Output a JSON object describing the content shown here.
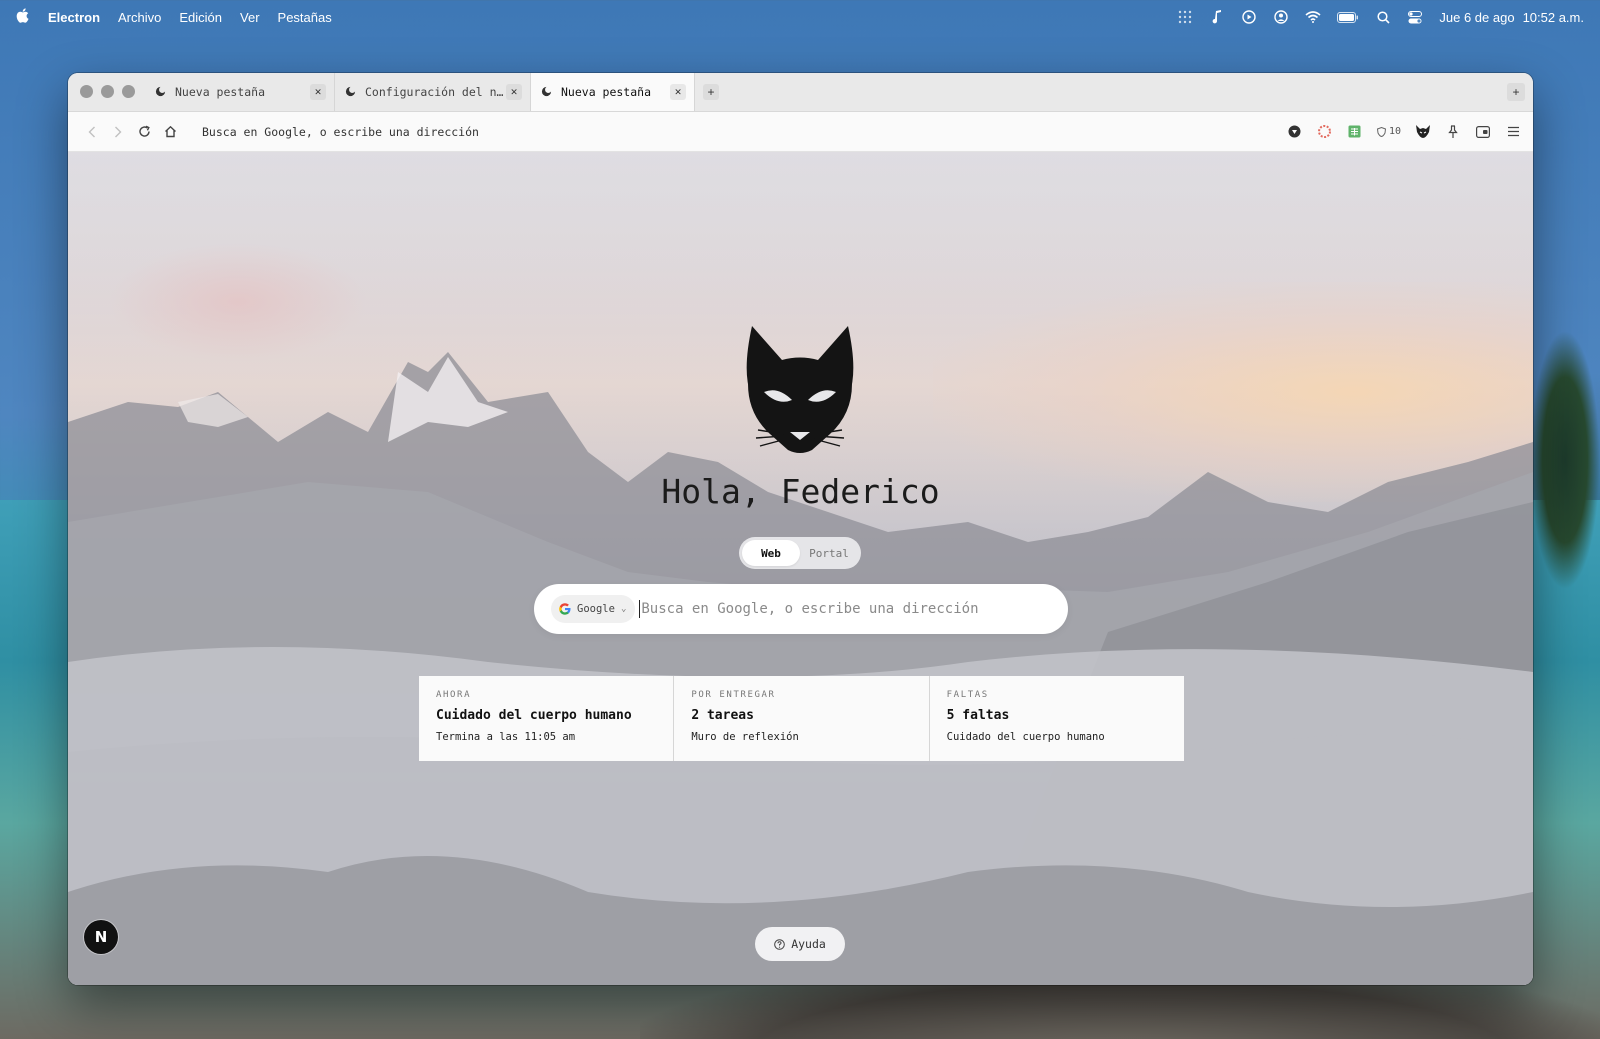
{
  "menubar": {
    "app": "Electron",
    "items": [
      "Archivo",
      "Edición",
      "Ver",
      "Pestañas"
    ],
    "date": "Jue 6 de ago",
    "time": "10:52 a.m.",
    "icons": [
      "launchpad-icon",
      "music-icon",
      "play-icon",
      "user-icon",
      "wifi-icon",
      "battery-icon",
      "spotlight-icon",
      "control-center-icon"
    ]
  },
  "browser": {
    "tabs": [
      {
        "title": "Nueva pestaña",
        "active": false
      },
      {
        "title": "Configuración del n…",
        "active": false
      },
      {
        "title": "Nueva pestaña",
        "active": true
      }
    ],
    "address_placeholder": "Busca en Google, o escribe una dirección",
    "shield_count": "10"
  },
  "newtab": {
    "greeting": "Hola, Federico",
    "segments": [
      "Web",
      "Portal"
    ],
    "active_segment": "Web",
    "engine": "Google",
    "search_placeholder": "Busca en Google, o escribe una dirección",
    "cards": [
      {
        "label": "AHORA",
        "title": "Cuidado del cuerpo humano",
        "sub": "Termina a las 11:05 am"
      },
      {
        "label": "POR ENTREGAR",
        "title": "2 tareas",
        "sub": "Muro de reflexión"
      },
      {
        "label": "FALTAS",
        "title": "5 faltas",
        "sub": "Cuidado del cuerpo humano"
      }
    ],
    "help_label": "Ayuda",
    "badge_letter": "N"
  },
  "colors": {
    "accent": "#111111",
    "google_blue": "#4285F4"
  }
}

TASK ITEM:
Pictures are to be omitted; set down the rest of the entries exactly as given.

ANSWER BOX:
Output a JSON object describing the content shown here.
{
  "menubar": {
    "app": "Electron",
    "items": [
      "Archivo",
      "Edición",
      "Ver",
      "Pestañas"
    ],
    "date": "Jue 6 de ago",
    "time": "10:52 a.m.",
    "icons": [
      "launchpad-icon",
      "music-icon",
      "play-icon",
      "user-icon",
      "wifi-icon",
      "battery-icon",
      "spotlight-icon",
      "control-center-icon"
    ]
  },
  "browser": {
    "tabs": [
      {
        "title": "Nueva pestaña",
        "active": false
      },
      {
        "title": "Configuración del n…",
        "active": false
      },
      {
        "title": "Nueva pestaña",
        "active": true
      }
    ],
    "address_placeholder": "Busca en Google, o escribe una dirección",
    "shield_count": "10"
  },
  "newtab": {
    "greeting": "Hola, Federico",
    "segments": [
      "Web",
      "Portal"
    ],
    "active_segment": "Web",
    "engine": "Google",
    "search_placeholder": "Busca en Google, o escribe una dirección",
    "cards": [
      {
        "label": "AHORA",
        "title": "Cuidado del cuerpo humano",
        "sub": "Termina a las 11:05 am"
      },
      {
        "label": "POR ENTREGAR",
        "title": "2 tareas",
        "sub": "Muro de reflexión"
      },
      {
        "label": "FALTAS",
        "title": "5 faltas",
        "sub": "Cuidado del cuerpo humano"
      }
    ],
    "help_label": "Ayuda",
    "badge_letter": "N"
  },
  "colors": {
    "accent": "#111111",
    "google_blue": "#4285F4"
  }
}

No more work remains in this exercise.